2018 is an election year. Best I can tell, the differences of opinion turn on Trump, Pelosi and guns.
And, lest I forget, Americans are once again watching a spending battle with a government shutdown threat adding drama. This will all be resolved with much more spending buying the votes needed.
As an outsider and used-to-be insider, let me suggest an agenda for the 2018 candidates.
First and foremost, is it possible to renew our civil institutions and if so what must be done?
Citizens give thumbs down to most government institutions. Gallup routinely asks, over a broad range of institutions, a straight-on question about confidence.
In 2017, 12 percent of the respondents said they had a “great deal” or “quite a lot” of confidence in Congress; its highest favorability rating was 43 percent in 1973. The Presidency finds favor with 32 percent; its highest rating was 72 percent in 1991 (nice coincidence, I was then in President Bush’s administration). The Military continues to enjoy the highest confidence score at 72 percent. The news media, newspapers and television, were off almost half from their previous highs.
Failing institutions do not achieve lasting accomplishments. When, as a customer, was the last time you had a good experience with a declining business?
Government decisions, to act or not, are made and then harshly judged by the dissenters. Most often they point to soft or hard corruption. The so-called soft side is taking contributions from organizations that have a stake in the outcome.
Advocacy today pivots on grievance.

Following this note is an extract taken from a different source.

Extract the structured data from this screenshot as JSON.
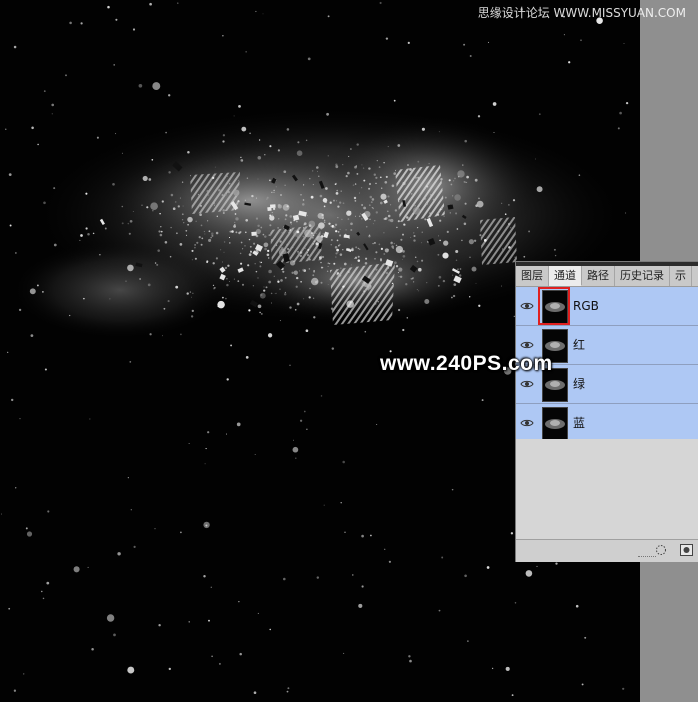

Rarely do advocacy groups offer constructive alternatives.
The Republicans spent years trashing Obamacare and then, even with a congressional majority, could not clearly outline an alternative or pass one. Democrats, having frozen Republicans out of healthcare legislation, were complicit.
Republicans returned the favor in passing recent tax legislation with similar dissonance. But the dissonance that should scare all of us is — I repeat — that Congress, the bulwark against authoritarian government, is favored by 12 percent.
Democracy, even when buffered by republicanism, is inherently fractious; that is okay. Our constitution guarantees free speech and the freedom to petition the government. Importantly, the House of Representatives must stand for election every two years.
This latter protection anticipates a safety valve. I would like to give some unsolicited advice to those who want their hands on the valve in 2019. Build a platform around repairing the institutions of government rather than a litany of promises that will add more debt.
Here is my list:
President Trump, who promised to drain the swamp, has mainly substituted crocodiles for alligators. True reformists stand up.
Al Sikes’ leadership helped shape the arc of 21st century communication technologies from positions as Chairman of the Federal Communications Commission and then President of Hearst New Media. In 2004, the Manhattan Institute chose Sikes as one of eight winners of the Social Entrepreneurship Award for having founded READ ALLIANCE, which trains teenagers to tutor children with reading deficiencies. Sikes second book, Culture Leads Leaders Follow was recently published by Koehler Books.